Warren Buffett is an honorable man, and I am not accusing Mr. Buffett of anything illegal. He is not the one who did the insider trading. However, he is parsing his words and not keeping true to his image: Buffett is the most successful common sense investor in the world; and, this other part I especially love, a guzzler of Cherry Cokes and devourer of steaks and chocolate at the age of 80. ($BRK.A)
So what happened? Buffett’s ex-potential replacement – David Sokol – asked an investment banker – Citigroup – for M&A leads for Berkshire Hathaway. Sokol picked one on the list – Lubrizol($LZ). While he set up meetings on BRK buying LZ, and while LZ considered a BRK buyout, Sokol bought LZ’s stock, sold the stock and bought some more. Buffett agreed, after initially turning LZ down, to consummate an acquisition of LZ. Sokol made a $3 million profit on his LZ purchase in two months which is a nice chunk of change. This is also of course insider trading but only by Sokol. After all, Buffett is an honorable man.
Buffett did not think what Sokol did is illegal but it sure seems like this is a classic example of how not to buy a stock. Buffett did not do anything wrong in this situation but come off as a willing participant in this process. Instead of calling Sokol out for imitating Gordon Gekko, he wrote a letter which a bunch of fancy lawyers probably reviewed. It might not be “illegal” but it is sure unethical and definitely insider trading.
Let’s take look at this scenario in a couple other of ways. If a Citigroup banker called up his broker and purchased LZ stock, then he would have been fired and in a heap of trouble. If a LZ executive did the same, then he too would be deep-sixed and facing tremendous scorn. But Sokol leaves and gets Buffett’s written blessing that nothing bad happened. Buffett is trying to shield him from blame when Sokol deserves the blame. And we should believe Buffett because he is an honorable man.
So what is the end result? If the SEC had any guts (and it does not), then Sokol would already be under investigation. Sokol should donate all the $3 million profit to charity and he should take a two-year leave of absence from any trading or managing/directing a publicly traded company. Sokol wants to focus on philanthropic opportunities and this punishment would give him a chance to start.
But Buffett should not be exempt from scrutiny.

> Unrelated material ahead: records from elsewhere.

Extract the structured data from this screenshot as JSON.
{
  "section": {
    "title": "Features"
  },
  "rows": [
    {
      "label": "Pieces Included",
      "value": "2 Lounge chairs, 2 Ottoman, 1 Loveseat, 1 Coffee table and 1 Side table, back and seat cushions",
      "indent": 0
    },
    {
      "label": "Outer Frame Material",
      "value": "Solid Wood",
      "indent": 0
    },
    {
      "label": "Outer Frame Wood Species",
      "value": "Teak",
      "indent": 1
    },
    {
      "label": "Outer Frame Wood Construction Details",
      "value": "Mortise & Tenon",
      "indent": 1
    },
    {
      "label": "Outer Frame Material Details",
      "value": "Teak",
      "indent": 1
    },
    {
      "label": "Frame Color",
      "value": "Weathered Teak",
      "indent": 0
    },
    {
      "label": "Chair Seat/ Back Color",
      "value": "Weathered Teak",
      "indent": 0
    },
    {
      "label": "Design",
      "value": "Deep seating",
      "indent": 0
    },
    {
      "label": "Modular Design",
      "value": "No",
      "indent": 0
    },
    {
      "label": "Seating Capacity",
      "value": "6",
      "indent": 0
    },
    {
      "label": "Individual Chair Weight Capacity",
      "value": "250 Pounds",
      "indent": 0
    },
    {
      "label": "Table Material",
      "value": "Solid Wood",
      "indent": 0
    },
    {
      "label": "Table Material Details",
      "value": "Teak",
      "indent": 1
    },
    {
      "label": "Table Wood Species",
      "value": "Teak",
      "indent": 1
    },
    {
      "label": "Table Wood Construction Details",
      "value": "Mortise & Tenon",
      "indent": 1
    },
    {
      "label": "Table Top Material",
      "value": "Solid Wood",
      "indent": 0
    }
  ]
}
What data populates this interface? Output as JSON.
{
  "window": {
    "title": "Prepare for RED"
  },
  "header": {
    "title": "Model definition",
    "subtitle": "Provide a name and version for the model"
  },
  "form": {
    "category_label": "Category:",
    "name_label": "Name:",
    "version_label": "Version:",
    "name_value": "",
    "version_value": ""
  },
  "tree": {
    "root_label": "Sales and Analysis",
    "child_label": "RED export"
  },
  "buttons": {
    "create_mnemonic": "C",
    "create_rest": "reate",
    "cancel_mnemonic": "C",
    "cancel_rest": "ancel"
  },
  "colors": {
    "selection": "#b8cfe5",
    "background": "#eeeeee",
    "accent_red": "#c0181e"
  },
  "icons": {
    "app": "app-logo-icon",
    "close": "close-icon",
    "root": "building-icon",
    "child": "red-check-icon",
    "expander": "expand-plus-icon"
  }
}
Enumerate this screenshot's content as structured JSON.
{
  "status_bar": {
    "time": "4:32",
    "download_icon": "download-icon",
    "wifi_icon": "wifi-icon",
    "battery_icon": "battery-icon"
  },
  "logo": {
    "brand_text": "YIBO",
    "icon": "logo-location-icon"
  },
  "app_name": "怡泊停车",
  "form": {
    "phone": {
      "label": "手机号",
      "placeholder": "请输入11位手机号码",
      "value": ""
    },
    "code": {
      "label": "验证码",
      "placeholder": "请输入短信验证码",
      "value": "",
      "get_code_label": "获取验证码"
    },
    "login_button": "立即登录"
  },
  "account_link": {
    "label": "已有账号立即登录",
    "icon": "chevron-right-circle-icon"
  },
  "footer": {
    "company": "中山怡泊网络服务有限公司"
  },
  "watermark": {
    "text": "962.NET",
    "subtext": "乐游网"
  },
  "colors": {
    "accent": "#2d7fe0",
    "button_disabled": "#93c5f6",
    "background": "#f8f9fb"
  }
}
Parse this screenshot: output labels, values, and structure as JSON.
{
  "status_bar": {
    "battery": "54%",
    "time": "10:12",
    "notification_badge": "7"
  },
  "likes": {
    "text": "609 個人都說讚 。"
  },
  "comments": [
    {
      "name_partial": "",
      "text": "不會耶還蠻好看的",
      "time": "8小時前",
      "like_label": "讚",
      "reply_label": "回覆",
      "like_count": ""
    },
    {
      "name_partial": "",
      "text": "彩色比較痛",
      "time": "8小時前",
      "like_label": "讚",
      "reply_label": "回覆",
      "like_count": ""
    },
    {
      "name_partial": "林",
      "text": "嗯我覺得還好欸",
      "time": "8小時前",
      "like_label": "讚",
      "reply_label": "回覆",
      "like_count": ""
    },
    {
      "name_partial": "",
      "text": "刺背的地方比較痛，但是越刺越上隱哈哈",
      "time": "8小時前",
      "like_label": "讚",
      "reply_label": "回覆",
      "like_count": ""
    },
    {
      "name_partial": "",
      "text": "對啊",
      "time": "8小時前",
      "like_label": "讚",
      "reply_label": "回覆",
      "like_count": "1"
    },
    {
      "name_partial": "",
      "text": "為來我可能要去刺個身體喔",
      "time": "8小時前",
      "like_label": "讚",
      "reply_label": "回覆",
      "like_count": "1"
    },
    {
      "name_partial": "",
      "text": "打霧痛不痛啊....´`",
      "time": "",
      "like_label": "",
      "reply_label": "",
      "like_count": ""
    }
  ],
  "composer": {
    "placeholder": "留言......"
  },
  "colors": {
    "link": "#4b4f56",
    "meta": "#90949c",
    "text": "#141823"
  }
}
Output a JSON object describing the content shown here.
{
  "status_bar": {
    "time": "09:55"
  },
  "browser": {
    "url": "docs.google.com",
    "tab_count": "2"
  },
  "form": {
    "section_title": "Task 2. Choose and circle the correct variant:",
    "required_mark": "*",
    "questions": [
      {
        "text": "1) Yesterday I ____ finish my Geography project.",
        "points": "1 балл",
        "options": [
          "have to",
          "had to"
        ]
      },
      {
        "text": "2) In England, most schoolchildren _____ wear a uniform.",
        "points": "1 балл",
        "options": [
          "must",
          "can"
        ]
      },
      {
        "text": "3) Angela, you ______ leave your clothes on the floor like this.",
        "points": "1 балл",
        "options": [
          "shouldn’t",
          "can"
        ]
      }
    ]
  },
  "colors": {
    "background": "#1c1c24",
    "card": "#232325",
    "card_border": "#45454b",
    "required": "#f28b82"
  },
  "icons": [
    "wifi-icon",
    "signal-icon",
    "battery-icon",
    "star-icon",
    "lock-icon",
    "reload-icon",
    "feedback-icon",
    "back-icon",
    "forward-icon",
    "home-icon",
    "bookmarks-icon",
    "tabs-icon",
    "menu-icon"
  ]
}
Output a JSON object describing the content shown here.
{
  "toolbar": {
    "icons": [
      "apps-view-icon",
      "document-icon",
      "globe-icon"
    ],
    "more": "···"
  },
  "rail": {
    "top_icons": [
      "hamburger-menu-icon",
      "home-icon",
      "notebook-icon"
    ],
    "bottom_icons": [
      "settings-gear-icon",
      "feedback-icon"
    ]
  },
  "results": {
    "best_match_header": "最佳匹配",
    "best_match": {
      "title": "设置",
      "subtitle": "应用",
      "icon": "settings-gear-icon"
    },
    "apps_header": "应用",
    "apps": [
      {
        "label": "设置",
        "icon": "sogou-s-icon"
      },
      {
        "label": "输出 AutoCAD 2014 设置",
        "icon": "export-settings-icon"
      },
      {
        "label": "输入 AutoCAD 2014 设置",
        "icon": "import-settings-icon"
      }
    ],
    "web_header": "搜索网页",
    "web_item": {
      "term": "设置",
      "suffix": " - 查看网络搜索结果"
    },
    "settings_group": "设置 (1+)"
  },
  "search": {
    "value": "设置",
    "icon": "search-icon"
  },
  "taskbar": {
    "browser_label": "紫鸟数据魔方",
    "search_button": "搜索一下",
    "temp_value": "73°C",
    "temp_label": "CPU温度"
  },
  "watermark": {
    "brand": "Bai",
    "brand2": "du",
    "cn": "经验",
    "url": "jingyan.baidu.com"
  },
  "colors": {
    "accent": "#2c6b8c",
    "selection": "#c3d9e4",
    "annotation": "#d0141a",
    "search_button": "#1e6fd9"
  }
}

I would enjoy seeing Buffett dragged in front of Congress and have silly Representatives like Maxine Waters (who is in the middle of a financial scandal of her own) lambast the best investor ever. Buffett does not need any more lessons on donating his wealth – that is taken care of; however, he should consider some better disclosure rules and limitations of BRK employees with stock trading. It would be important and proper to have him admit this publicly at BRK’s big annual meeting in a few weeks. This would also give him a great opportunity to revise his ridiculous and limited explanation of the Sokol-LZ affair. After all, Buffett is an honorable man.
My own disclosures: my family owns BRK stock. Jordan Hansell is a family friend (he is Sokol’s former lieutenant; after Sokol’s departure, Hansell is now the CEO of NetJets). Scott Hoekman is a principal of Maroon Analytics.